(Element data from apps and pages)
Content starts
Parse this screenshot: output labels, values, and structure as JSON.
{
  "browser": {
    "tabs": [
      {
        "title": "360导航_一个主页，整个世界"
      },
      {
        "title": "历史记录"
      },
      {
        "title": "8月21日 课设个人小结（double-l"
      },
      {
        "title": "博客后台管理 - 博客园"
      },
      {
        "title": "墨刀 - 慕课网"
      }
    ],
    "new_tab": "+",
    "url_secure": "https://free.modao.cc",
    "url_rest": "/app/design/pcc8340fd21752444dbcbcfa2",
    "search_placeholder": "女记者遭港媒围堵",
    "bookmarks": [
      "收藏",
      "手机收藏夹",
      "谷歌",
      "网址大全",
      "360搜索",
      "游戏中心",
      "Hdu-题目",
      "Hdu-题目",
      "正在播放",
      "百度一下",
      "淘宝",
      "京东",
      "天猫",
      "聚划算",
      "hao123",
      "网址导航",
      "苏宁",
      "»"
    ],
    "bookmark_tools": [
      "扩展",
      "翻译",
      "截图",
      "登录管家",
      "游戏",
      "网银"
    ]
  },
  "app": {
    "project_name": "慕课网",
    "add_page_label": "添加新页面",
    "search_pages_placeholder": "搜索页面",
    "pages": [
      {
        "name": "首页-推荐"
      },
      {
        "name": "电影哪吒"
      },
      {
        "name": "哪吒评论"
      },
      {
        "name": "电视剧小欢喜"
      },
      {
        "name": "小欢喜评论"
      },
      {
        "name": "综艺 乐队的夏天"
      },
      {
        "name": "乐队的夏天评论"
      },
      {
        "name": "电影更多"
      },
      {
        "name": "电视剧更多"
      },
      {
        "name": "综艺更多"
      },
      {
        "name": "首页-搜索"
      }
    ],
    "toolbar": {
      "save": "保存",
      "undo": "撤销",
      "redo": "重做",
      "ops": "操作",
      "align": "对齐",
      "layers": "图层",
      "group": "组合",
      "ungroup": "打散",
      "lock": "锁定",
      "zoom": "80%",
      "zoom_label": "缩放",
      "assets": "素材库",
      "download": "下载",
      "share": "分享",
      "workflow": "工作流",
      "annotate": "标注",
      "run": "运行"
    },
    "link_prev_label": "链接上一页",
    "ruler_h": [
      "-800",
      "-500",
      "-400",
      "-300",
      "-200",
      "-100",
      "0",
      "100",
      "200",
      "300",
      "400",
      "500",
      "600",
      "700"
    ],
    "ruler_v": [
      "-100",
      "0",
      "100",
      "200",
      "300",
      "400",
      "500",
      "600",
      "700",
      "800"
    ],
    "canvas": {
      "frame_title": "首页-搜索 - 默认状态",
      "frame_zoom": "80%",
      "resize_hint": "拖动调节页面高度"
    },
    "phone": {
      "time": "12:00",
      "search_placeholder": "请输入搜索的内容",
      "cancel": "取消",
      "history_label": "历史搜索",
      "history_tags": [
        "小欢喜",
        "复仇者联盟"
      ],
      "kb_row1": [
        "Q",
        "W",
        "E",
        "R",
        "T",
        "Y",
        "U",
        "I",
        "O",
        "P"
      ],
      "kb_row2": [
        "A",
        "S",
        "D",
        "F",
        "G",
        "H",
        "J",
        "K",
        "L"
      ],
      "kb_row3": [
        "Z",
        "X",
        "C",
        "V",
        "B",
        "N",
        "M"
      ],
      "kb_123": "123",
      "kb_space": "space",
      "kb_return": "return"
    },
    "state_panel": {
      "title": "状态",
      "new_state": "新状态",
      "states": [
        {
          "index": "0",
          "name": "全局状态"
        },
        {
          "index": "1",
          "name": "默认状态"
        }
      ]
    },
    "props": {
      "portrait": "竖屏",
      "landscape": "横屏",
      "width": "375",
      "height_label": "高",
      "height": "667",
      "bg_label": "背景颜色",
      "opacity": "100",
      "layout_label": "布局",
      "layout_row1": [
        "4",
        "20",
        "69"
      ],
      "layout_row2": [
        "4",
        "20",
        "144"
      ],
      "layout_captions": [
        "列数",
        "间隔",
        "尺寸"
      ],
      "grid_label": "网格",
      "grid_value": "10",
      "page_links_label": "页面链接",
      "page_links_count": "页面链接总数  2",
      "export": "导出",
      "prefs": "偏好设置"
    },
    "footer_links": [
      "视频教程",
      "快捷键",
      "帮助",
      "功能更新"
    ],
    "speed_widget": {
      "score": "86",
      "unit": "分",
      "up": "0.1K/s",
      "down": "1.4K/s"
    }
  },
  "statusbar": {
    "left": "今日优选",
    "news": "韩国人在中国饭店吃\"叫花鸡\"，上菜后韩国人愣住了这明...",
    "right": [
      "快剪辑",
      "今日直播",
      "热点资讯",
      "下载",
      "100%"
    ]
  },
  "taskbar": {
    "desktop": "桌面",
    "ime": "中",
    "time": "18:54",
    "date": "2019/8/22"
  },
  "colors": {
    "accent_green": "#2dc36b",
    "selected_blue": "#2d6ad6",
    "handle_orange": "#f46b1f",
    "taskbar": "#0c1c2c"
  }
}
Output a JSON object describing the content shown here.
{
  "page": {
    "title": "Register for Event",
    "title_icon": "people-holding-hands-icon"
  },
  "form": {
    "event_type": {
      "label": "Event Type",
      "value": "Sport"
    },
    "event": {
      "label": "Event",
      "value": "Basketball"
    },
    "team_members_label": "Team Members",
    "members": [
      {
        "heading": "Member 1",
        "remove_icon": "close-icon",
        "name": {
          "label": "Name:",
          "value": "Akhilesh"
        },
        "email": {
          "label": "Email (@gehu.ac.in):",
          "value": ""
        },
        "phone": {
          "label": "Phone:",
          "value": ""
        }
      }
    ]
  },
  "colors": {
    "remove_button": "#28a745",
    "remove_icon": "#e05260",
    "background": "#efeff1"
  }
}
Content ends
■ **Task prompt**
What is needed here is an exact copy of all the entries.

■ **Solution for this task**
Parse this screenshot: output labels, values, and structure as JSON.
{
  "browser": {
    "tabs": [
      {
        "title": "360导航_一个主页，整个世界"
      },
      {
        "title": "历史记录"
      },
      {
        "title": "8月21日 课设个人小结（double-l"
      },
      {
        "title": "博客后台管理 - 博客园"
      },
      {
        "title": "墨刀 - 慕课网"
      }
    ],
    "new_tab": "+",
    "url_secure": "https://free.modao.cc",
    "url_rest": "/app/design/pcc8340fd21752444dbcbcfa2",
    "search_placeholder": "女记者遭港媒围堵",
    "bookmarks": [
      "收藏",
      "手机收藏夹",
      "谷歌",
      "网址大全",
      "360搜索",
      "游戏中心",
      "Hdu-题目",
      "Hdu-题目",
      "正在播放",
      "百度一下",
      "淘宝",
      "京东",
      "天猫",
      "聚划算",
      "hao123",
      "网址导航",
      "苏宁",
      "»"
    ],
    "bookmark_tools": [
      "扩展",
      "翻译",
      "截图",
      "登录管家",
      "游戏",
      "网银"
    ]
  },
  "app": {
    "project_name": "慕课网",
    "add_page_label": "添加新页面",
    "search_pages_placeholder": "搜索页面",
    "pages": [
      {
        "name": "首页-推荐"
      },
      {
        "name": "电影哪吒"
      },
      {
        "name": "哪吒评论"
      },
      {
        "name": "电视剧小欢喜"
      },
      {
        "name": "小欢喜评论"
      },
      {
        "name": "综艺 乐队的夏天"
      },
      {
        "name": "乐队的夏天评论"
      },
      {
        "name": "电影更多"
      },
      {
        "name": "电视剧更多"
      },
      {
        "name": "综艺更多"
      },
      {
        "name": "首页-搜索"
      }
    ],
    "toolbar": {
      "save": "保存",
      "undo": "撤销",
      "redo": "重做",
      "ops": "操作",
      "align": "对齐",
      "layers": "图层",
      "group": "组合",
      "ungroup": "打散",
      "lock": "锁定",
      "zoom": "80%",
      "zoom_label": "缩放",
      "assets": "素材库",
      "download": "下载",
      "share": "分享",
      "workflow": "工作流",
      "annotate": "标注",
      "run": "运行"
    },
    "link_prev_label": "链接上一页",
    "ruler_h": [
      "-800",
      "-500",
      "-400",
      "-300",
      "-200",
      "-100",
      "0",
      "100",
      "200",
      "300",
      "400",
      "500",
      "600",
      "700"
    ],
    "ruler_v": [
      "-100",
      "0",
      "100",
      "200",
      "300",
      "400",
      "500",
      "600",
      "700",
      "800"
    ],
    "canvas": {
      "frame_title": "首页-搜索 - 默认状态",
      "frame_zoom": "80%",
      "resize_hint": "拖动调节页面高度"
    },
    "phone": {
      "time": "12:00",
      "search_placeholder": "请输入搜索的内容",
      "cancel": "取消",
      "history_label": "历史搜索",
      "history_tags": [
        "小欢喜",
        "复仇者联盟"
      ],
      "kb_row1": [
        "Q",
        "W",
        "E",
        "R",
        "T",
        "Y",
        "U",
        "I",
        "O",
        "P"
      ],
      "kb_row2": [
        "A",
        "S",
        "D",
        "F",
        "G",
        "H",
        "J",
        "K",
        "L"
      ],
      "kb_row3": [
        "Z",
        "X",
        "C",
        "V",
        "B",
        "N",
        "M"
      ],
      "kb_123": "123",
      "kb_space": "space",
      "kb_return": "return"
    },
    "state_panel": {
      "title": "状态",
      "new_state": "新状态",
      "states": [
        {
          "index": "0",
          "name": "全局状态"
        },
        {
          "index": "1",
          "name": "默认状态"
        }
      ]
    },
    "props": {
      "portrait": "竖屏",
      "landscape": "横屏",
      "width": "375",
      "height_label": "高",
      "height": "667",
      "bg_label": "背景颜色",
      "opacity": "100",
      "layout_label": "布局",
      "layout_row1": [
        "4",
        "20",
        "69"
      ],
      "layout_row2": [
        "4",
        "20",
        "144"
      ],
      "layout_captions": [
        "列数",
        "间隔",
        "尺寸"
      ],
      "grid_label": "网格",
      "grid_value": "10",
      "page_links_label": "页面链接",
      "page_links_count": "页面链接总数  2",
      "export": "导出",
      "prefs": "偏好设置"
    },
    "footer_links": [
      "视频教程",
      "快捷键",
      "帮助",
      "功能更新"
    ],
    "speed_widget": {
      "score": "86",
      "unit": "分",
      "up": "0.1K/s",
      "down": "1.4K/s"
    }
  },
  "statusbar": {
    "left": "今日优选",
    "news": "韩国人在中国饭店吃\"叫花鸡\"，上菜后韩国人愣住了这明...",
    "right": [
      "快剪辑",
      "今日直播",
      "热点资讯",
      "下载",
      "100%"
    ]
  },
  "taskbar": {
    "desktop": "桌面",
    "ime": "中",
    "time": "18:54",
    "date": "2019/8/22"
  },
  "colors": {
    "accent_green": "#2dc36b",
    "selected_blue": "#2d6ad6",
    "handle_orange": "#f46b1f",
    "taskbar": "#0c1c2c"
  }
}
Output a JSON object describing the content shown here.
{
  "page": {
    "title": "Register for Event",
    "title_icon": "people-holding-hands-icon"
  },
  "form": {
    "event_type": {
      "label": "Event Type",
      "value": "Sport"
    },
    "event": {
      "label": "Event",
      "value": "Basketball"
    },
    "team_members_label": "Team Members",
    "members": [
      {
        "heading": "Member 1",
        "remove_icon": "close-icon",
        "name": {
          "label": "Name:",
          "value": "Akhilesh"
        },
        "email": {
          "label": "Email (@gehu.ac.in):",
          "value": ""
        },
        "phone": {
          "label": "Phone:",
          "value": ""
        }
      }
    ]
  },
  "colors": {
    "remove_button": "#28a745",
    "remove_icon": "#e05260",
    "background": "#efeff1"
  }
}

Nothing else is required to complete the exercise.